Entries taken from a collection:
· · ·

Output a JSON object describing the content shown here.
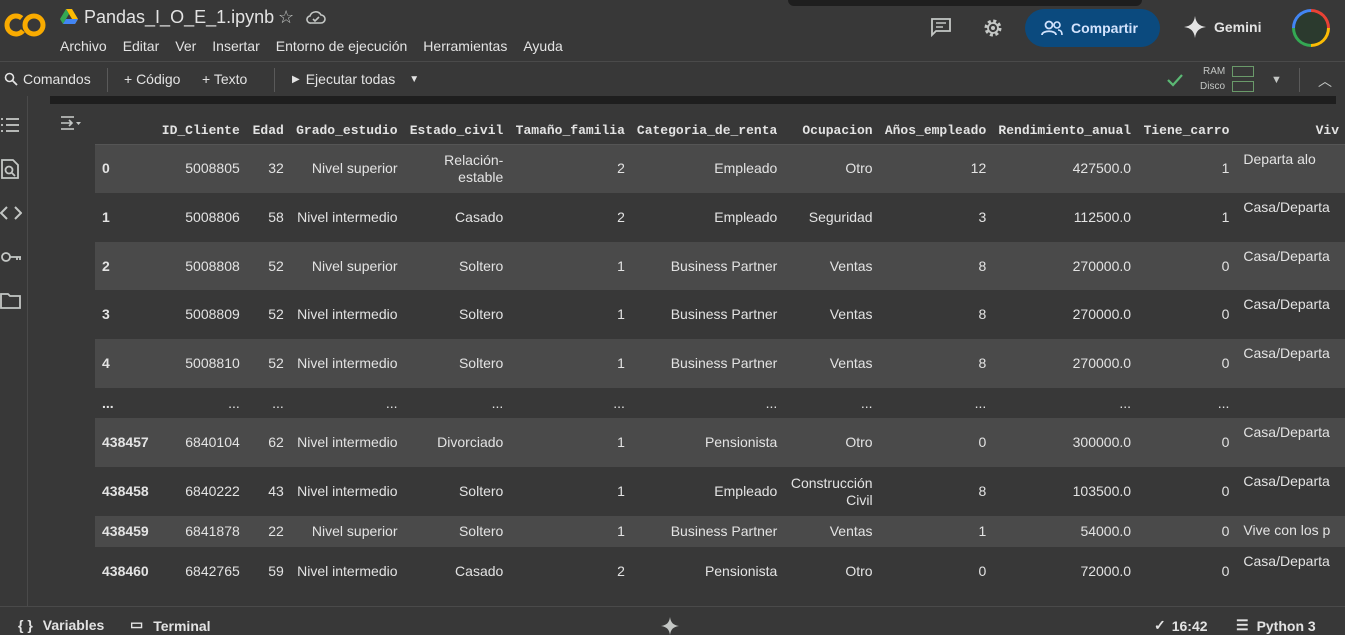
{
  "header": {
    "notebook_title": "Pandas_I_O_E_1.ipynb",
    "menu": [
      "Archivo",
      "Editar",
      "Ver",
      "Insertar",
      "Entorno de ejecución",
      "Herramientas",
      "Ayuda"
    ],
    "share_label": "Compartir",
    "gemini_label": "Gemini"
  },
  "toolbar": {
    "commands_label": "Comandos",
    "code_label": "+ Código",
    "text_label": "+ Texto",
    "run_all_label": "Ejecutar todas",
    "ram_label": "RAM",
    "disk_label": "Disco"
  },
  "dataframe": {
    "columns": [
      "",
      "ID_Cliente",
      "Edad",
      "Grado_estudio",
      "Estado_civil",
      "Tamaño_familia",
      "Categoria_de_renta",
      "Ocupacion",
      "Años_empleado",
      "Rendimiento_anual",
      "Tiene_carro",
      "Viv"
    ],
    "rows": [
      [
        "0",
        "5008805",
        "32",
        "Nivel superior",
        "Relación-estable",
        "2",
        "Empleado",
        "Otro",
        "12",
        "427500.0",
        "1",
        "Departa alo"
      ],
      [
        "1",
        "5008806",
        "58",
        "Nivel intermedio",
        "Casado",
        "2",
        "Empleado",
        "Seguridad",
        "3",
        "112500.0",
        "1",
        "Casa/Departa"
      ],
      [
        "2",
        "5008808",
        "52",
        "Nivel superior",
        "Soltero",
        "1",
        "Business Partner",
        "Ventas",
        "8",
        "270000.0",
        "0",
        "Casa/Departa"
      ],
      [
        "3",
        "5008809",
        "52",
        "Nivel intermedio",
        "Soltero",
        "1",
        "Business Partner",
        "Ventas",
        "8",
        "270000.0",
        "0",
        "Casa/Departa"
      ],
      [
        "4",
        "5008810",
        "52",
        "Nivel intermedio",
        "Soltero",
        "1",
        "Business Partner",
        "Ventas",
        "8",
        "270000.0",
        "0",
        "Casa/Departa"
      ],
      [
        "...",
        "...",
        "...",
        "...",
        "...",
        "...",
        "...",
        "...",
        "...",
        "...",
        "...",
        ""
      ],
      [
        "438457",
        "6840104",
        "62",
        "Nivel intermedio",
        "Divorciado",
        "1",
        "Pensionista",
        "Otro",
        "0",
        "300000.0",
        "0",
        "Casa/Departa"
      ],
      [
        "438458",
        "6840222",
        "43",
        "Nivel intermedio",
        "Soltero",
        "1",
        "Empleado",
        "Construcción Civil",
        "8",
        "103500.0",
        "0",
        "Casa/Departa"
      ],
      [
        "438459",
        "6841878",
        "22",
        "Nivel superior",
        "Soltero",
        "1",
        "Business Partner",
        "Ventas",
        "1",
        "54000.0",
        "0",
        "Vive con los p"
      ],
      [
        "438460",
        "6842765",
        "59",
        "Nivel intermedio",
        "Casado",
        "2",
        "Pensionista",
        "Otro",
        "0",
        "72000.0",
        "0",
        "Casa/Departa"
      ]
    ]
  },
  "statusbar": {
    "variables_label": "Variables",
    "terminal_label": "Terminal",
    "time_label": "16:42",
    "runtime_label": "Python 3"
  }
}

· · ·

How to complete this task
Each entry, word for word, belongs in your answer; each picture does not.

Answer for the task
Output a JSON object describing the content shown here.
{
  "header": {
    "notebook_title": "Pandas_I_O_E_1.ipynb",
    "menu": [
      "Archivo",
      "Editar",
      "Ver",
      "Insertar",
      "Entorno de ejecución",
      "Herramientas",
      "Ayuda"
    ],
    "share_label": "Compartir",
    "gemini_label": "Gemini"
  },
  "toolbar": {
    "commands_label": "Comandos",
    "code_label": "+ Código",
    "text_label": "+ Texto",
    "run_all_label": "Ejecutar todas",
    "ram_label": "RAM",
    "disk_label": "Disco"
  },
  "dataframe": {
    "columns": [
      "",
      "ID_Cliente",
      "Edad",
      "Grado_estudio",
      "Estado_civil",
      "Tamaño_familia",
      "Categoria_de_renta",
      "Ocupacion",
      "Años_empleado",
      "Rendimiento_anual",
      "Tiene_carro",
      "Viv"
    ],
    "rows": [
      [
        "0",
        "5008805",
        "32",
        "Nivel superior",
        "Relación-estable",
        "2",
        "Empleado",
        "Otro",
        "12",
        "427500.0",
        "1",
        "Departa alo"
      ],
      [
        "1",
        "5008806",
        "58",
        "Nivel intermedio",
        "Casado",
        "2",
        "Empleado",
        "Seguridad",
        "3",
        "112500.0",
        "1",
        "Casa/Departa"
      ],
      [
        "2",
        "5008808",
        "52",
        "Nivel superior",
        "Soltero",
        "1",
        "Business Partner",
        "Ventas",
        "8",
        "270000.0",
        "0",
        "Casa/Departa"
      ],
      [
        "3",
        "5008809",
        "52",
        "Nivel intermedio",
        "Soltero",
        "1",
        "Business Partner",
        "Ventas",
        "8",
        "270000.0",
        "0",
        "Casa/Departa"
      ],
      [
        "4",
        "5008810",
        "52",
        "Nivel intermedio",
        "Soltero",
        "1",
        "Business Partner",
        "Ventas",
        "8",
        "270000.0",
        "0",
        "Casa/Departa"
      ],
      [
        "...",
        "...",
        "...",
        "...",
        "...",
        "...",
        "...",
        "...",
        "...",
        "...",
        "...",
        ""
      ],
      [
        "438457",
        "6840104",
        "62",
        "Nivel intermedio",
        "Divorciado",
        "1",
        "Pensionista",
        "Otro",
        "0",
        "300000.0",
        "0",
        "Casa/Departa"
      ],
      [
        "438458",
        "6840222",
        "43",
        "Nivel intermedio",
        "Soltero",
        "1",
        "Empleado",
        "Construcción Civil",
        "8",
        "103500.0",
        "0",
        "Casa/Departa"
      ],
      [
        "438459",
        "6841878",
        "22",
        "Nivel superior",
        "Soltero",
        "1",
        "Business Partner",
        "Ventas",
        "1",
        "54000.0",
        "0",
        "Vive con los p"
      ],
      [
        "438460",
        "6842765",
        "59",
        "Nivel intermedio",
        "Casado",
        "2",
        "Pensionista",
        "Otro",
        "0",
        "72000.0",
        "0",
        "Casa/Departa"
      ]
    ]
  },
  "statusbar": {
    "variables_label": "Variables",
    "terminal_label": "Terminal",
    "time_label": "16:42",
    "runtime_label": "Python 3"
  }
}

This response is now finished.